Nω-(Carboxymethyl)arginine Is One of the Dominant Advanced Glycation End Products in Glycated Collagens and Mouse Tissues
Oxidative Medicine and Cellular Longevity
Advanced glycation end products (AGEs) accumulate in proteins during aging in humans. In particular, the AGE structure Nω-(carboxymethyl)arginine (CMA) is produced by oxidation in glycated collagen, accounting for one of the major proteins detected in biological samples. In this study, we investigated the mechanism by which CMA is generated in collagen and detected CMA in collagen-rich tissues. When various protein samples were incubated with glucose, the CMA content, detected using a

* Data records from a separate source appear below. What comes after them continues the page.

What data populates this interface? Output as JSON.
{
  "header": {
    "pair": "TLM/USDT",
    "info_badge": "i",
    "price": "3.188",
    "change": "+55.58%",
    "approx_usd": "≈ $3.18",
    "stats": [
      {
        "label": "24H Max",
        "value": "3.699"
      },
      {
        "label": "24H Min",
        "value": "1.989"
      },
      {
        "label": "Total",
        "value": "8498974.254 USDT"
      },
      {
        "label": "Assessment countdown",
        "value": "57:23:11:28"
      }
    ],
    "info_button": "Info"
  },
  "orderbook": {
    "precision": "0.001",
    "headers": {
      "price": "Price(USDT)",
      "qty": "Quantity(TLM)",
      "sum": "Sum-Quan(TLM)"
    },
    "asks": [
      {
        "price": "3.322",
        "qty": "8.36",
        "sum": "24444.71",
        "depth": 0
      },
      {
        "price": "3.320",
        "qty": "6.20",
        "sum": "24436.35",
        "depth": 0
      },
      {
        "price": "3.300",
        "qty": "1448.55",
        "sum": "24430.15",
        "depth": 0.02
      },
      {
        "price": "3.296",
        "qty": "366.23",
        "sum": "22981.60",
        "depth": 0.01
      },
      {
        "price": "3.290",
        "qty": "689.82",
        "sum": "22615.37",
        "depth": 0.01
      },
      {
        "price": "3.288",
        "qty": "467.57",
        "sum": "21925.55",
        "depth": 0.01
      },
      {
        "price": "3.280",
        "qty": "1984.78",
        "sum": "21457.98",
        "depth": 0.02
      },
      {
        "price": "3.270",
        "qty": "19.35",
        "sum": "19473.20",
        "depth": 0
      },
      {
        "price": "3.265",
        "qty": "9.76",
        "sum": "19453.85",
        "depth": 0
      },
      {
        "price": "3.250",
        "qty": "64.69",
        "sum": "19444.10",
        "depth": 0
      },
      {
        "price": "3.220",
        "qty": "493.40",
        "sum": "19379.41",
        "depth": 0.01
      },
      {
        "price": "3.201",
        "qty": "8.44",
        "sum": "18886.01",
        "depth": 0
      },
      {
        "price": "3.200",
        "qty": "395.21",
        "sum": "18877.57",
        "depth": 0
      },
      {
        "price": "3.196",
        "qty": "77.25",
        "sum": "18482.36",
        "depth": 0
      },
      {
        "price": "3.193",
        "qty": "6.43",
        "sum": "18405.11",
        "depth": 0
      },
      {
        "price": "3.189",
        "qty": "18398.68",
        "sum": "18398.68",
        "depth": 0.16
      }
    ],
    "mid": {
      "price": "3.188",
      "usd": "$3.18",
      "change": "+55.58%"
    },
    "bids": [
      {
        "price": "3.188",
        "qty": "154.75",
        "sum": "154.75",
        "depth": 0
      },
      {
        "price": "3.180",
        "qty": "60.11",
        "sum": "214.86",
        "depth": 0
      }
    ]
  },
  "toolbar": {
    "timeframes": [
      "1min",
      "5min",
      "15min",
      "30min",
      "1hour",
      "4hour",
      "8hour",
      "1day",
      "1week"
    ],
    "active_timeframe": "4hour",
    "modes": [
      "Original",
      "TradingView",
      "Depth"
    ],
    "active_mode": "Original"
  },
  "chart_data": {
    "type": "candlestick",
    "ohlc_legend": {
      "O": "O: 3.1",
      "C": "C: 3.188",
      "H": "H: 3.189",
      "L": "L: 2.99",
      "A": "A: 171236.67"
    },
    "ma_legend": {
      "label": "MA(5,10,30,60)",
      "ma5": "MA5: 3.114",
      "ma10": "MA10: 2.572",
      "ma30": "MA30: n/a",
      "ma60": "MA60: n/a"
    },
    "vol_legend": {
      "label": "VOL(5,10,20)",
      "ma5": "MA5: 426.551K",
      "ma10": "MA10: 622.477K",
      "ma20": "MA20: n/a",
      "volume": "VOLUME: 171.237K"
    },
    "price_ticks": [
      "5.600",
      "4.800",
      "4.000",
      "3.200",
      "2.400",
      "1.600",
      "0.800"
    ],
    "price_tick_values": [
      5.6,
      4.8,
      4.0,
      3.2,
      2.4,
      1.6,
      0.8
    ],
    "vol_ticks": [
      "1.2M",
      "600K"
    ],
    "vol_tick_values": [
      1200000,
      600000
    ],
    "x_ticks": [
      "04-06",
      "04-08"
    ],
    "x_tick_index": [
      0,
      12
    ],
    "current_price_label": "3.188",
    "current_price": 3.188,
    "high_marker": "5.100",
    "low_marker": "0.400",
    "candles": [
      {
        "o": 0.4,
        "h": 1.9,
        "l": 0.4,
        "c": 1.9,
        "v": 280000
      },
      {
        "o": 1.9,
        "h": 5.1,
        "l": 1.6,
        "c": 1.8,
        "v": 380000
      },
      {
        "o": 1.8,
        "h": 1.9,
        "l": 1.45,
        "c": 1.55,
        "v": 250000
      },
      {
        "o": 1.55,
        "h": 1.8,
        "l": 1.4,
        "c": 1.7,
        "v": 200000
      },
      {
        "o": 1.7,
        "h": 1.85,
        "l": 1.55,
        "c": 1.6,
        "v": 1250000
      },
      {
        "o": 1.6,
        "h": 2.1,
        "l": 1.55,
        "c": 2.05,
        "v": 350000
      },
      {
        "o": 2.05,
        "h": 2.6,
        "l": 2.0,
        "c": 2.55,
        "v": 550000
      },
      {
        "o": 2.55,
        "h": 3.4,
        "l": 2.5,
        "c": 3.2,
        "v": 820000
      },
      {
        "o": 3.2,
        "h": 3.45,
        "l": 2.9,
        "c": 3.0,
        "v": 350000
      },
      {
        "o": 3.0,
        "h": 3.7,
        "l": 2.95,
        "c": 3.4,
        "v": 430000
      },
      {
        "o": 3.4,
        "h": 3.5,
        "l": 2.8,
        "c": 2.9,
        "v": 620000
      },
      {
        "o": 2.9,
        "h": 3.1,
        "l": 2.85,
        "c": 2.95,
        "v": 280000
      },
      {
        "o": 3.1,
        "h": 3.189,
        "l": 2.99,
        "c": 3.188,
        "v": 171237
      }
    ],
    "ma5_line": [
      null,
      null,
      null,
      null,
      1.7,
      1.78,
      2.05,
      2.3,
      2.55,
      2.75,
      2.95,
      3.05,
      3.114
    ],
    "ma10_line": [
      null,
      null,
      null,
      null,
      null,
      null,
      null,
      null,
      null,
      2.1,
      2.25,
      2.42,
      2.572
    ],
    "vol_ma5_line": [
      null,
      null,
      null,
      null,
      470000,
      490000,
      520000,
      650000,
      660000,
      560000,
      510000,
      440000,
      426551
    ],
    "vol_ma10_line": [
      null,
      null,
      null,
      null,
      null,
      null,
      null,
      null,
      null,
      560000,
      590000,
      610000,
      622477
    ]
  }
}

... antibody, increased in a time-dependent manner only in glycated collagen, whereas the formation of Nε-(carboxymethyl)lysine (CML), a major antigenic AGE, was detected in all glycated proteins. Dominant CMA formation in glycated collagen was also observed by electrospray ionization-liquid chromatography-tandem mass spectrometry (LC-MS/MS). During incubation of glucose with collagen, CMA formation was enhanced with increasing glucose concentration, whereas it was inhibited in the presence of dicarbonyl-trapping reagents and a metal chelator. CMA formation was also observed upon incubating collagen with glyoxal, and CMA was generated in a time-dependent manner when glyoxal was incubated with type I–IV collagens. To identify hotspots of CMA formation, tryptic digests of glycated collagen were applied to an affinity column conjugated with anti-CMA. Several CMA peptides that are important for recognition by integrins were detected by LC-MS/MS and amino acid sequence analyses. CMA formation on each sequence was confirmed by incubation of the synthesized peptides with glyoxal and ribose. LC-MS detected CMA in the mouse skin at a higher level than other AGEs. Furthermore, CMA accumulation was greater in the human aorta of older individuals. Overall, our study provides evidence that CMA is a representative AGE structure that serves as a useful index to reflect the oxidation and glycation of collagen.